According to a new study published in the Journal of Medical Ethics, the number of people who traveled to Switzerland for assistance with suicide has been steadily increasing.
The report found that, from 2008 to 2012, 611 “suicide tourists” came to Switzerland. In 2012 alone, the country saw 172 such tourists, up from 140 in 2011 and 90 in 2010 (which dipped below the 2008 figure of 123).
Switzerland’s assisted suicide laws are not as strictly regulated as those in other countries. Authors Saskia Gauthier, Julian Mausbach, Thomas Reisch and Christine Bartsch write that this explains why so many people seeking assisted suicide go to the country, especially from elsewhere in Europe:
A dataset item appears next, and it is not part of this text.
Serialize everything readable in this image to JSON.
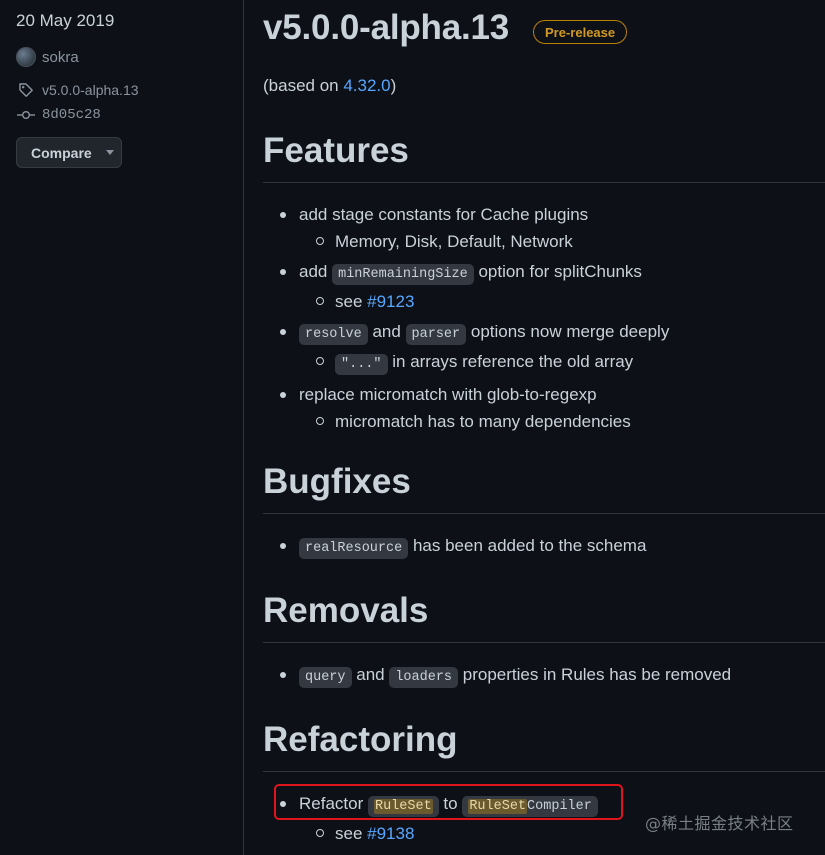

“The imbalance between there being no definitive legislation in Switzerland and the clearly restrictive regulations in other European countries results in an influx of people who come to Switzerland for the sole purpose of committing suicide aided by one of these organisations.”
Most suicide tourists — 268 — came to Switzerland from Germany. Others came from the UK (126), France (66), Italy (44) and the US (21).
There are six official right-to-die organizations in Switzerland, four of which offer their services to non-Swiss citizens or residents. But, according to the study, suicide tourists overwhelmingly went to one, called Dignitas.
Dignitas’ motto is “to live with dignity - to die with dignity,” and the organization’s brochure, has “the objective of ensuring a life and a death with dignity for its members and of allowing other people to benefit from these values.”
There are certain prerequisites to using Dignitas’ services. According to the organization, one must:
“- Be a member of Dignitas, and
- be of sound judgement, and
-possess a minimum level of physical mobility (sufficient to self-administer the drug).”
The organization explains that “because the cooperation of a Swiss medical doctor (physician) is absolutely vital in obtaining the required drug, further prerequisites mean that the person must have:
- a disease which will lead to death (terminal illness), and/or
- an unendurable incapacitating disability, and/or
- unbearable and uncontrollable pain.”
The study found that patients suffered from a mix of terminal and non-terminal diseases, and were often afflicted with more than one. It also concluded that the number of non-terminal diseases, specifically neurological and rheumatic ones, are on the rise among suicide tourists.
The conclusions align with recent polls showing that Western Europeans are increasingly showing support for legalizing assisted suicide. A 2012 survey conducted by the Swiss Medical Lawyers Association found that two-thirds to three-quarters of respondents from Austria, Britain, Denmark, Finland, France, Germany, Greece, Ireland, Italy, Portugal, Spain and Sweden could imagine turning to assisted suicide if they were to suffer an incurable illness, uncontrollable pain or serious disability. On its website, Dignitas points to campaign websites for assisted suicide bills in both England and Scotland.
The author’s conclude that the findings could “result in amendment or supplementary guidelines to existing regulations in foreign countries."
Danielle Wiener-Bronner is a news reporter.